If you are a one-person shop or small company consider an answering service for the time you are away. Have someone that can tell your customers something. You will find most customers are willing to accept an answer they will have to wait as long as they are told that. Sure, you will have customers who are unruly no matter what you tell them
Step 8 – Invest in automation
There are a plethora of monitoring and ticketing solutions out there. These are invaluable for cutting down on troubleshooting and just plain letting you know what’s going on when you are 3,000 miles away. Systems such as Zabbix, LibreNMS, or even the dude are all free tools to alert you to trouble. Billing software is another way you can automate. For wisps, I recommend this article https://blog.j2sw.com/xisp/xisp-billing-platforms/
Step 9 – Set aside time each morning or evening to check-in
if you must check-in, set a schedule. Something like every morning at 9-10AM you are going to be sitting by the pool, under an umbrella, with your laptop and will be available to talk about any issues. During this time you can
Step 10 – Don’t’ answer all e-mails and tickets
It is easy to get “on a roll” when you have your laptop or phone in front of you. It’s easy to lose a couple of hours sorting and replying to e-mails. Don’t get caught by this trap. Go through your inbox and only deal with the e-mails that you deem a high priority. If it is a priority item deal with it right then. If it can wait, mark it and deal with it later. Some folks with use message flags, others will move the message to a special folder to look at later. Do not use your inbox as a to-do list. At the very least, go through your inbox and deal with only the items you set in step 6. Even if you have extra time, don’t deal with lower than necessary items.
Having a clean inbox can make reading and respond to e-mail on a mobile device easier as well. Studies show you are more apt to delete unimportant emails in an inbox with fewer items than more. Your mind wants to keep it clean.
Step 11 – Don’t want until the last minute
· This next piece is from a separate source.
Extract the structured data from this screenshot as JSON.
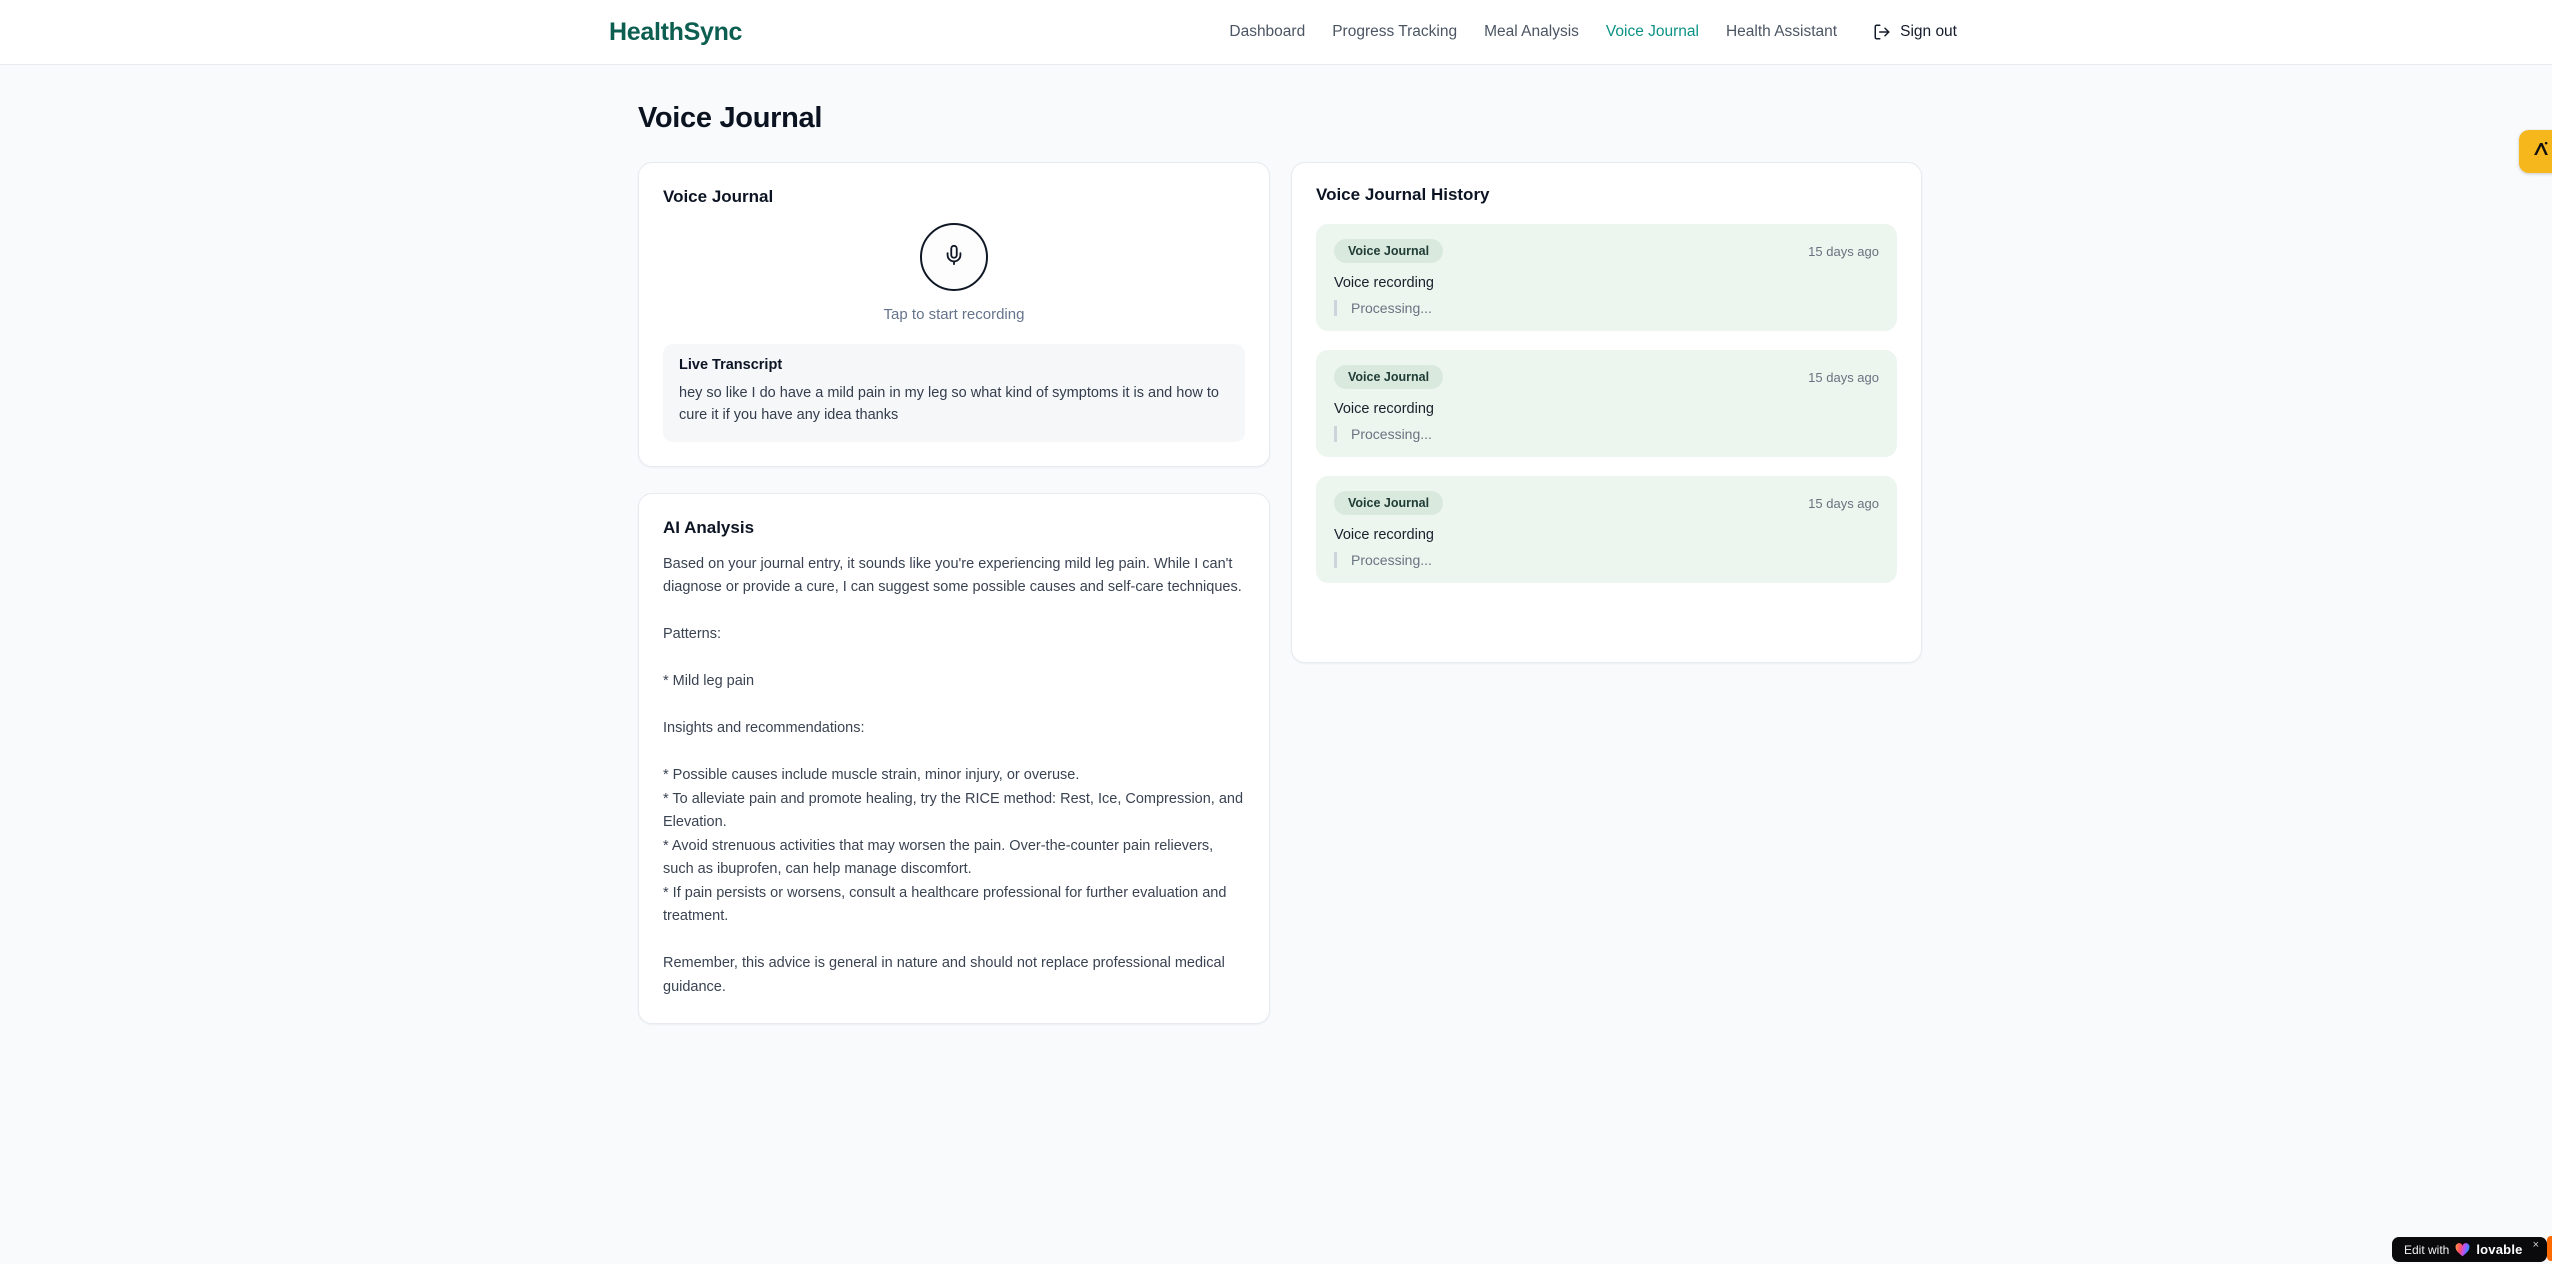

A week before you are to leave put a freeze on any service impacting upgrades on your network. Don’t fall into the mindset where you have to do all the things you have been meaning to do before you leave. If it is not a security upgrade then it can wait until you get back. I have seen too many operators spend days leading up to when the leave updating software and doing all the things they have been wanting to do for a while. The problem with this is it usually takes 2-3 days for customers to start calling in with non-outage complaints. If the upgrade slows down customer speeds it may take a few days to start getting the calls. This can be problematic if you are already traveling.